      Yo 5 years ago

      Bullit not bullet

    • Cogerson profile image

      Cogerson 6 years ago from Virginia

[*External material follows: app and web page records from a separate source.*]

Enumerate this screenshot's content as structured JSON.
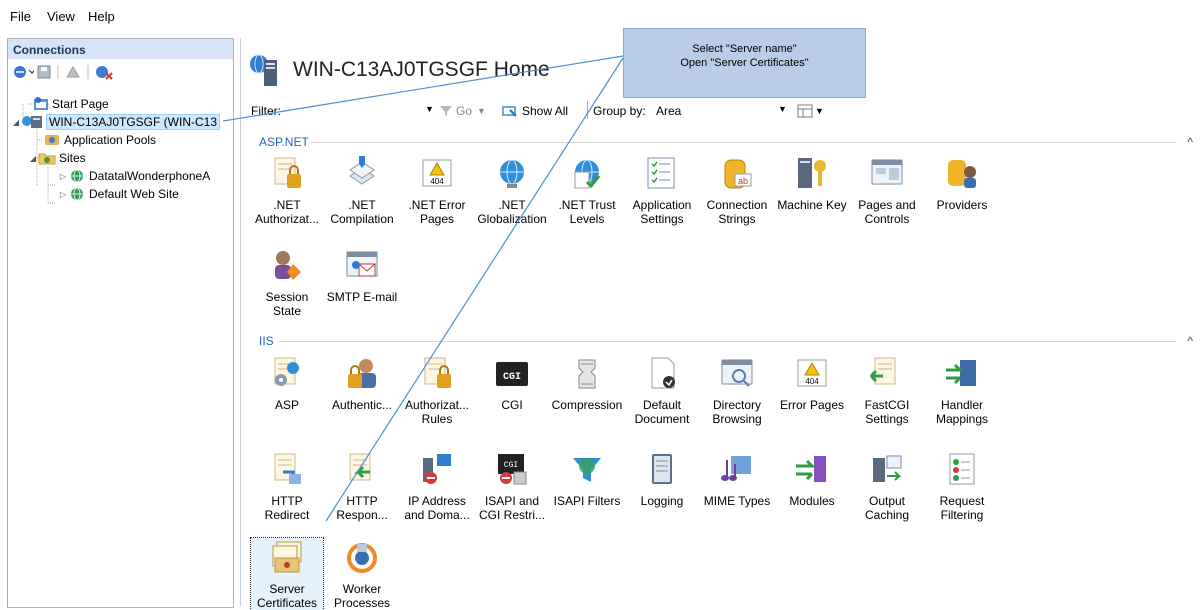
{
  "menu": [
    "File",
    "View",
    "Help"
  ],
  "connections": {
    "header": "Connections",
    "tree": [
      {
        "label": "Start Page",
        "depth": 0
      },
      {
        "label": "WIN-C13AJ0TGSGF (WIN-C13",
        "depth": 0
      },
      {
        "label": "Application Pools",
        "depth": 1
      },
      {
        "label": "Sites",
        "depth": 1
      },
      {
        "label": "DatatalWonderphoneA",
        "depth": 2
      },
      {
        "label": "Default Web Site",
        "depth": 2
      }
    ]
  },
  "main": {
    "title": "WIN-C13AJ0TGSGF Home",
    "filter_label": "Filter:",
    "go_label": "Go",
    "show_all_label": "Show All",
    "group_by_label": "Group by:",
    "group_by_value": "Area"
  },
  "sections": [
    {
      "name": "ASP.NET",
      "items": [
        {
          "line1": ".NET",
          "line2": "Authorizat...",
          "icon": "authorization-icon"
        },
        {
          "line1": ".NET",
          "line2": "Compilation",
          "icon": "compilation-icon"
        },
        {
          "line1": ".NET Error",
          "line2": "Pages",
          "icon": "error-pages-icon"
        },
        {
          "line1": ".NET",
          "line2": "Globalization",
          "icon": "globalization-icon"
        },
        {
          "line1": ".NET Trust",
          "line2": "Levels",
          "icon": "trust-levels-icon"
        },
        {
          "line1": "Application",
          "line2": "Settings",
          "icon": "app-settings-icon"
        },
        {
          "line1": "Connection",
          "line2": "Strings",
          "icon": "connection-strings-icon"
        },
        {
          "line1": "Machine Key",
          "line2": "",
          "icon": "machine-key-icon"
        },
        {
          "line1": "Pages and",
          "line2": "Controls",
          "icon": "pages-controls-icon"
        },
        {
          "line1": "Providers",
          "line2": "",
          "icon": "providers-icon"
        },
        {
          "line1": "Session State",
          "line2": "",
          "icon": "session-state-icon"
        },
        {
          "line1": "SMTP E-mail",
          "line2": "",
          "icon": "smtp-email-icon"
        }
      ]
    },
    {
      "name": "IIS",
      "items": [
        {
          "line1": "ASP",
          "line2": "",
          "icon": "asp-icon"
        },
        {
          "line1": "Authentic...",
          "line2": "",
          "icon": "authentication-icon"
        },
        {
          "line1": "Authorizat...",
          "line2": "Rules",
          "icon": "authorization-rules-icon"
        },
        {
          "line1": "CGI",
          "line2": "",
          "icon": "cgi-icon"
        },
        {
          "line1": "Compression",
          "line2": "",
          "icon": "compression-icon"
        },
        {
          "line1": "Default",
          "line2": "Document",
          "icon": "default-document-icon"
        },
        {
          "line1": "Directory",
          "line2": "Browsing",
          "icon": "directory-browsing-icon"
        },
        {
          "line1": "Error Pages",
          "line2": "",
          "icon": "error-pages-iis-icon"
        },
        {
          "line1": "FastCGI",
          "line2": "Settings",
          "icon": "fastcgi-icon"
        },
        {
          "line1": "Handler",
          "line2": "Mappings",
          "icon": "handler-mappings-icon"
        },
        {
          "line1": "HTTP",
          "line2": "Redirect",
          "icon": "http-redirect-icon"
        },
        {
          "line1": "HTTP",
          "line2": "Respon...",
          "icon": "http-response-icon"
        },
        {
          "line1": "IP Address",
          "line2": "and Doma...",
          "icon": "ip-address-icon"
        },
        {
          "line1": "ISAPI and",
          "line2": "CGI Restri...",
          "icon": "isapi-cgi-icon"
        },
        {
          "line1": "ISAPI Filters",
          "line2": "",
          "icon": "isapi-filters-icon"
        },
        {
          "line1": "Logging",
          "line2": "",
          "icon": "logging-icon"
        },
        {
          "line1": "MIME Types",
          "line2": "",
          "icon": "mime-types-icon"
        },
        {
          "line1": "Modules",
          "line2": "",
          "icon": "modules-icon"
        },
        {
          "line1": "Output",
          "line2": "Caching",
          "icon": "output-caching-icon"
        },
        {
          "line1": "Request",
          "line2": "Filtering",
          "icon": "request-filtering-icon"
        },
        {
          "line1": "Server",
          "line2": "Certificates",
          "icon": "server-certificates-icon"
        },
        {
          "line1": "Worker",
          "line2": "Processes",
          "icon": "worker-processes-icon"
        }
      ]
    }
  ],
  "callout": {
    "line1": "Select \"Server name\"",
    "line2": "Open \"Server Certificates\""
  },
  "colors": {
    "accent": "#1e63b8",
    "callout_bg": "#b9cde6",
    "callout_line": "#4a90d9"
  }
}
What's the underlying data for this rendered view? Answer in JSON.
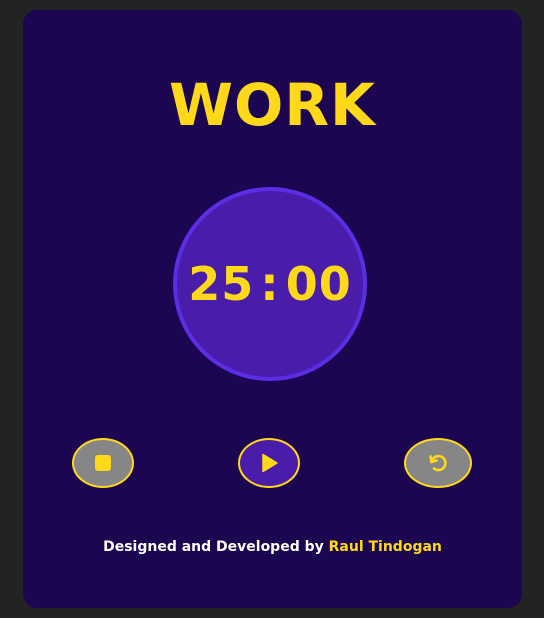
{
  "colors": {
    "background": "#232323",
    "card": "#1c0652",
    "accent": "#ffd919",
    "circle_fill": "#4a1caa",
    "circle_border": "#5b2ee6",
    "button_gray": "#868686"
  },
  "mode": {
    "title": "WORK"
  },
  "timer": {
    "minutes": "25",
    "separator": ":",
    "seconds": "00"
  },
  "controls": {
    "stop": {
      "icon": "stop-icon"
    },
    "play": {
      "icon": "play-icon"
    },
    "reset": {
      "icon": "reset-icon"
    }
  },
  "footer": {
    "prefix": "Designed and Developed by ",
    "author": "Raul Tindogan"
  }
}
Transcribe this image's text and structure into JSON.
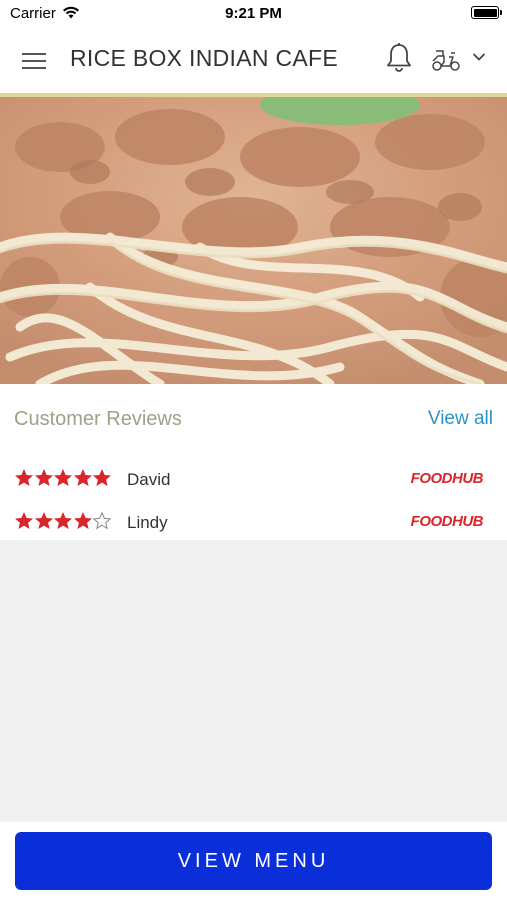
{
  "status_bar": {
    "carrier": "Carrier",
    "time": "9:21 PM"
  },
  "header": {
    "title": "RICE BOX INDIAN CAFE",
    "menu_icon": "hamburger-menu-icon",
    "notification_icon": "bell-icon",
    "delivery_icon": "scooter-icon",
    "dropdown_icon": "chevron-down-icon"
  },
  "hero": {
    "image": "spaghetti-bolognese-photo"
  },
  "reviews": {
    "title": "Customer Reviews",
    "view_all_label": "View all",
    "items": [
      {
        "name": "David",
        "rating": 5,
        "source": "FOODHUB"
      },
      {
        "name": "Lindy",
        "rating": 4,
        "source": "FOODHUB"
      }
    ]
  },
  "bottom": {
    "view_menu_label": "VIEW MENU"
  },
  "colors": {
    "accent_blue": "#0a2ed8",
    "link_blue": "#2a94c4",
    "star_red": "#d8262c",
    "header_line": "#ddd89a"
  }
}
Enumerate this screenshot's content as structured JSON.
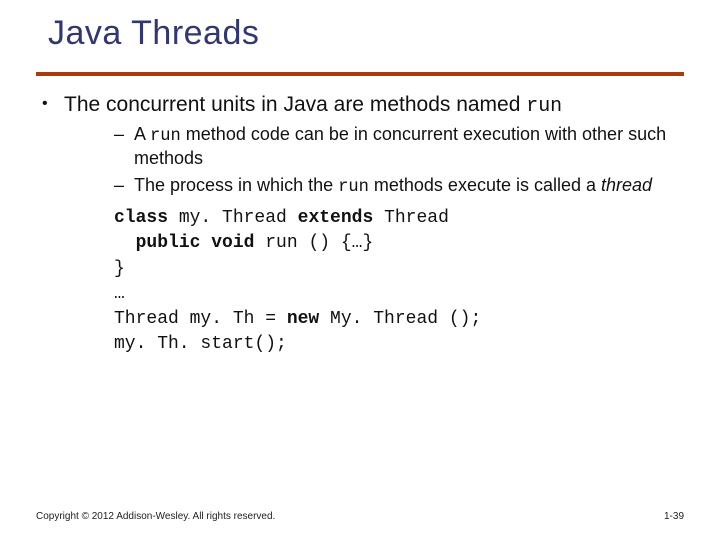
{
  "title": "Java Threads",
  "bullet1_a": "The concurrent units in Java are methods named ",
  "bullet1_b": "run",
  "sub1_a": "A ",
  "sub1_b": "run",
  "sub1_c": " method code can be in concurrent execution with other such methods",
  "sub2_a": "The process in which the ",
  "sub2_b": "run",
  "sub2_c": " methods execute is called a ",
  "sub2_d": "thread",
  "code": {
    "l1a": "class",
    "l1b": " my. Thread ",
    "l1c": "extends",
    "l1d": " Thread",
    "l2a": "  ",
    "l2b": "public void",
    "l2c": " run () {…}",
    "l3": "}",
    "l4": "…",
    "l5a": "Thread my. Th = ",
    "l5b": "new",
    "l5c": " My. Thread ();",
    "l6": "my. Th. start();"
  },
  "footer": "Copyright © 2012 Addison-Wesley. All rights reserved.",
  "pagenum": "1-39"
}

      Excellent hub, I learned some new stuff about McQueen from reading your hub.....voted up and useful....I also have a McQueen hub that you might find interesting as well.